__Brief__. State how many lines in the listing below include the word "rest", and add nothing besides the number.

[[ Data for review open ]]

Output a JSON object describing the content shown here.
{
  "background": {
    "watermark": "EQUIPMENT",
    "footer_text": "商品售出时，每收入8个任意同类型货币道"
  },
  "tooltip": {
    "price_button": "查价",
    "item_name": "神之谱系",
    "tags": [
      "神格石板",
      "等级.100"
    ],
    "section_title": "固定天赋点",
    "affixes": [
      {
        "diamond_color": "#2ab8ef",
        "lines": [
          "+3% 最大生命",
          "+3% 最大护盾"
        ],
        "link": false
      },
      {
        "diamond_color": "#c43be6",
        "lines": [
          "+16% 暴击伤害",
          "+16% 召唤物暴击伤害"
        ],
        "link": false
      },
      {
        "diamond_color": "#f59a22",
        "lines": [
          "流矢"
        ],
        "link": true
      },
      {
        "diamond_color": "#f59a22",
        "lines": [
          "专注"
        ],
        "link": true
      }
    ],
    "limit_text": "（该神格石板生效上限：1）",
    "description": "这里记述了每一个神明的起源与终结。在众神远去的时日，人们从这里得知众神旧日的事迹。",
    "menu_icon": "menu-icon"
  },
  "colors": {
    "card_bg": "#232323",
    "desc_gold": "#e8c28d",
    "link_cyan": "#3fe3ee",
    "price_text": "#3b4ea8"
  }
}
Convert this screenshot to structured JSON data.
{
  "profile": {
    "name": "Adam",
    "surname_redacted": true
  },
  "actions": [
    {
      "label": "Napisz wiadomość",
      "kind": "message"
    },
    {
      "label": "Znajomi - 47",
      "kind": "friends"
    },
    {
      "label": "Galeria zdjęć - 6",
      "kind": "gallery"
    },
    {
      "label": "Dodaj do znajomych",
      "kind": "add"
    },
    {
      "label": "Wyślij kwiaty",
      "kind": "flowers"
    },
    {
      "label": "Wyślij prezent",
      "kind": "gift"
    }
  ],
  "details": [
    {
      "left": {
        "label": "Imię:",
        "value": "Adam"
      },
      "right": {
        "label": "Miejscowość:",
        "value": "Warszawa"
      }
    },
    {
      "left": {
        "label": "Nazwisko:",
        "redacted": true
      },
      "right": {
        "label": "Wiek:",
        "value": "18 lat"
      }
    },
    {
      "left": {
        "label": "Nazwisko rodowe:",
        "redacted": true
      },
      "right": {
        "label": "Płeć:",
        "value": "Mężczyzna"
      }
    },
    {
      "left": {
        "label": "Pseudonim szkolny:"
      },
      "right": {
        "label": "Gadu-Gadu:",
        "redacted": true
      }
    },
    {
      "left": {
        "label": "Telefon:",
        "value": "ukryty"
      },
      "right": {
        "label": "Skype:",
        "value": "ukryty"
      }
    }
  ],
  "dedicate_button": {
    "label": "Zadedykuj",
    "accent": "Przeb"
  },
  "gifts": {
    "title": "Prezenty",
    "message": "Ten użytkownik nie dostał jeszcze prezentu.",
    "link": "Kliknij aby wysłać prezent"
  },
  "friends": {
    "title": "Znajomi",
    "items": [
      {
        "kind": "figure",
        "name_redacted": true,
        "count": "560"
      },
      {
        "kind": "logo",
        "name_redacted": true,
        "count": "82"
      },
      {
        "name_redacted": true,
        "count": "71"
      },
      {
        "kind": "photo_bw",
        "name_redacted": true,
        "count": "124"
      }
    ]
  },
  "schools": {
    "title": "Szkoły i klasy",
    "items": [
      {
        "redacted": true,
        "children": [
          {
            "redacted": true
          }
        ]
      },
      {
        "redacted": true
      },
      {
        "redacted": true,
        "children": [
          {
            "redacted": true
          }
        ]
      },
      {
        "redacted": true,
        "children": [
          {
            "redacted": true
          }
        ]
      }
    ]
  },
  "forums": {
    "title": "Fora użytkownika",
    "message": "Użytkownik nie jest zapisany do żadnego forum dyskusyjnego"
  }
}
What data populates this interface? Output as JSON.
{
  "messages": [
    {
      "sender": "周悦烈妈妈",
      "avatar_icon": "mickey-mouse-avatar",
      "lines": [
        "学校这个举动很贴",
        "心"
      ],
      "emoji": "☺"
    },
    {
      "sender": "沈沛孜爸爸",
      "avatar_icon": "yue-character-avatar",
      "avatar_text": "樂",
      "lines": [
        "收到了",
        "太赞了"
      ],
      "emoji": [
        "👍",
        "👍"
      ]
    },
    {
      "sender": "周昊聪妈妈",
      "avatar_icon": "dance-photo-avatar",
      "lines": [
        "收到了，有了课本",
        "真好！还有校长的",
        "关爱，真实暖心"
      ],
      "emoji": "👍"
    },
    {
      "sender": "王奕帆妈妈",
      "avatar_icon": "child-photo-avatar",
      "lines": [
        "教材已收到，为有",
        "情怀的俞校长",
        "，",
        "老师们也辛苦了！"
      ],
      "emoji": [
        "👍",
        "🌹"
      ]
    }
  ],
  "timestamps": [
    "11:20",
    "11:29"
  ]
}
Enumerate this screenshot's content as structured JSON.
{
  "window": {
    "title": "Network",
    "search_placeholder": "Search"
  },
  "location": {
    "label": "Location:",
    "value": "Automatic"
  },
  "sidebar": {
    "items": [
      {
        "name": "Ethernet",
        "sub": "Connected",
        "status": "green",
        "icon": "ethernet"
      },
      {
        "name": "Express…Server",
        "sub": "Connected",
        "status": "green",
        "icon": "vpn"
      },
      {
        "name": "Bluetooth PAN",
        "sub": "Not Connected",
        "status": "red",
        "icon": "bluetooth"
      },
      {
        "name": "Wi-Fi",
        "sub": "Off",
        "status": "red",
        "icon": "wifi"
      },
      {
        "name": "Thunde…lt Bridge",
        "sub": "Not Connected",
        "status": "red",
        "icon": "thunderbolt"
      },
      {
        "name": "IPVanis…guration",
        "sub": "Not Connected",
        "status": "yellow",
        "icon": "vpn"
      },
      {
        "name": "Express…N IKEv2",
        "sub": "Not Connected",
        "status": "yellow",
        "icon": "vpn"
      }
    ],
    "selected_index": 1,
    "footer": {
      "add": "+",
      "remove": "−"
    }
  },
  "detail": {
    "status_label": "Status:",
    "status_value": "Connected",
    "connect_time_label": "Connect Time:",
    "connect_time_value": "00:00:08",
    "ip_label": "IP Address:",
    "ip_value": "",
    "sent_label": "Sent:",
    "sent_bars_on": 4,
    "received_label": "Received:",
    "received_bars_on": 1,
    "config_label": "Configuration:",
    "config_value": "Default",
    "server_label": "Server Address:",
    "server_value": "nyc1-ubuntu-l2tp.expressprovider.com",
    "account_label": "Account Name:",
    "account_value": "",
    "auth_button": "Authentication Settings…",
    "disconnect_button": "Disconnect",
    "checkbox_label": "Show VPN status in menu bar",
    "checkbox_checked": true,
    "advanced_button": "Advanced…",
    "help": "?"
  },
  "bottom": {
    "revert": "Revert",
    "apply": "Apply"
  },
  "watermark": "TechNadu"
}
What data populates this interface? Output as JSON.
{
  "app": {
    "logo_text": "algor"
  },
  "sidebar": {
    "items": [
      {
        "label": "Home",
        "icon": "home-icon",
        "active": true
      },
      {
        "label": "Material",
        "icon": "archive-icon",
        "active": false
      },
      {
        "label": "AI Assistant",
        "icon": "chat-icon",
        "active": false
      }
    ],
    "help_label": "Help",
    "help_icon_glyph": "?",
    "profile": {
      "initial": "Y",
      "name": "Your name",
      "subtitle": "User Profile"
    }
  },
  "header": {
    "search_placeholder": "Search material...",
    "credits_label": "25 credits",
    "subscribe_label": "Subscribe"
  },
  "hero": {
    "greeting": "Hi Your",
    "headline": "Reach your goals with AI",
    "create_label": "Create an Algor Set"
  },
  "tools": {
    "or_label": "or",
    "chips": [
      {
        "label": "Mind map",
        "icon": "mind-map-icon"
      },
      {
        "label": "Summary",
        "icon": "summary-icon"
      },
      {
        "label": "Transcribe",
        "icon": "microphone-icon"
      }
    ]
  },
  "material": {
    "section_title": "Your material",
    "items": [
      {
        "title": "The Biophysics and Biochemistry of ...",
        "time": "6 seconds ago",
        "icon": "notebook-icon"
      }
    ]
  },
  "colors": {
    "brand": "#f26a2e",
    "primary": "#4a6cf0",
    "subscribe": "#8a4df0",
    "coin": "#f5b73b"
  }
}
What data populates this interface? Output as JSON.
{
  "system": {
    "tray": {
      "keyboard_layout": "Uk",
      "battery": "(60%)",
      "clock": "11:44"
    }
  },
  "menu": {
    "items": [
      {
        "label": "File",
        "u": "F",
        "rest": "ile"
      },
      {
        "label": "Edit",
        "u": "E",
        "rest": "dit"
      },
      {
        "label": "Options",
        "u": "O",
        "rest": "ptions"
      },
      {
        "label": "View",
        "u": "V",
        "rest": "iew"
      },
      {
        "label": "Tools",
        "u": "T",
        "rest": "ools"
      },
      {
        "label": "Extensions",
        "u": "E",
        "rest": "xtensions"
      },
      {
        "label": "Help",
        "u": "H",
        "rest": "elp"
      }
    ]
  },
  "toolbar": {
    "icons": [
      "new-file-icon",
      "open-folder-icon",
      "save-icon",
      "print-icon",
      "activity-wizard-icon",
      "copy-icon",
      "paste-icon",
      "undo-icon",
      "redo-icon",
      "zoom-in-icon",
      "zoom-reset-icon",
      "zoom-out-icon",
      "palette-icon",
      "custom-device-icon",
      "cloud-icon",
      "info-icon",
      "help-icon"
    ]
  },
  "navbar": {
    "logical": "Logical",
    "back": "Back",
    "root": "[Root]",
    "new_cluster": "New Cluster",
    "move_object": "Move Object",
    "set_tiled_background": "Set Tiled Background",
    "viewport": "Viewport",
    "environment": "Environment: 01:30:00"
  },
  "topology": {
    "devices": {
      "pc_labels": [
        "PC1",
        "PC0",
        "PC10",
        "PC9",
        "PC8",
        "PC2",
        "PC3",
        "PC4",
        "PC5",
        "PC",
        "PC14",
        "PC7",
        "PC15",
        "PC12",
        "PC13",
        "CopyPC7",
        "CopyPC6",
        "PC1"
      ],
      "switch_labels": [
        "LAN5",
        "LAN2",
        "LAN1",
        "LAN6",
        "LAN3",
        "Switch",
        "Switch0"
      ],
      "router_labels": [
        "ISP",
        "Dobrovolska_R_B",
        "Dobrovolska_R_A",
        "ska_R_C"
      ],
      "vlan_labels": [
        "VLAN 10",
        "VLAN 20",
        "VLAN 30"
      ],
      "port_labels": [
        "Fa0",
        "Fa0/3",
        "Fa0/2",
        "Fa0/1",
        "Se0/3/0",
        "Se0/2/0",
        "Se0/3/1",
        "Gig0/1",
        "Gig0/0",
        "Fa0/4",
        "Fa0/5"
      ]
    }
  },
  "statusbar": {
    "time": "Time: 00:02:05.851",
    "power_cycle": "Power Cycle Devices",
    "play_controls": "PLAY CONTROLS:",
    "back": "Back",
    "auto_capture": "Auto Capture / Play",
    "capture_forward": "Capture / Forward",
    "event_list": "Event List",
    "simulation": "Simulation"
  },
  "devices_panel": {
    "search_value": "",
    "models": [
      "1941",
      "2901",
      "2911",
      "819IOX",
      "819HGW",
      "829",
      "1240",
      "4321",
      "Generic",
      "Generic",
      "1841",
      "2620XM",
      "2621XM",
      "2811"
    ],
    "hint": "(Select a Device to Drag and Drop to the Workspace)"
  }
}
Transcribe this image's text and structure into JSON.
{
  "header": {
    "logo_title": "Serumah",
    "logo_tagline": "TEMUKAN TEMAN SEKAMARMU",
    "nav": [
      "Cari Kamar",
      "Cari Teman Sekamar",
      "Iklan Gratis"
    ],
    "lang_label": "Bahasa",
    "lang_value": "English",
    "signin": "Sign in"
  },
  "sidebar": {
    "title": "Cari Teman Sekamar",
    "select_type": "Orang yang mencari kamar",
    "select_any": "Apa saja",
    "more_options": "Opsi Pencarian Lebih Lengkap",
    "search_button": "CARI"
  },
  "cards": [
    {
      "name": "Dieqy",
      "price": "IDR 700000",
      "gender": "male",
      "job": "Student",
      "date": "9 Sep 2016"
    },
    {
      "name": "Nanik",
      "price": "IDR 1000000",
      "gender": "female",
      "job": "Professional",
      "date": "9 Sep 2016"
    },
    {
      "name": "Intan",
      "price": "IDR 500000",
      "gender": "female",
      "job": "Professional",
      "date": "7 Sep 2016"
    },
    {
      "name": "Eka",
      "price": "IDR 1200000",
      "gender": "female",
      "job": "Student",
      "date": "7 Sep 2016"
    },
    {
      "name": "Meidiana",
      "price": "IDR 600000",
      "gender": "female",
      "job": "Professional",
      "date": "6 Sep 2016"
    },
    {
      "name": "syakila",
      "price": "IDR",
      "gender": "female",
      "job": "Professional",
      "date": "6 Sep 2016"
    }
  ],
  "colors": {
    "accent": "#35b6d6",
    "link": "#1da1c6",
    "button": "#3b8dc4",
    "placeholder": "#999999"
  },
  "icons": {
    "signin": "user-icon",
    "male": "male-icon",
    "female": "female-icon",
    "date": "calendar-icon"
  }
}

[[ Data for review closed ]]

__Output below__. 7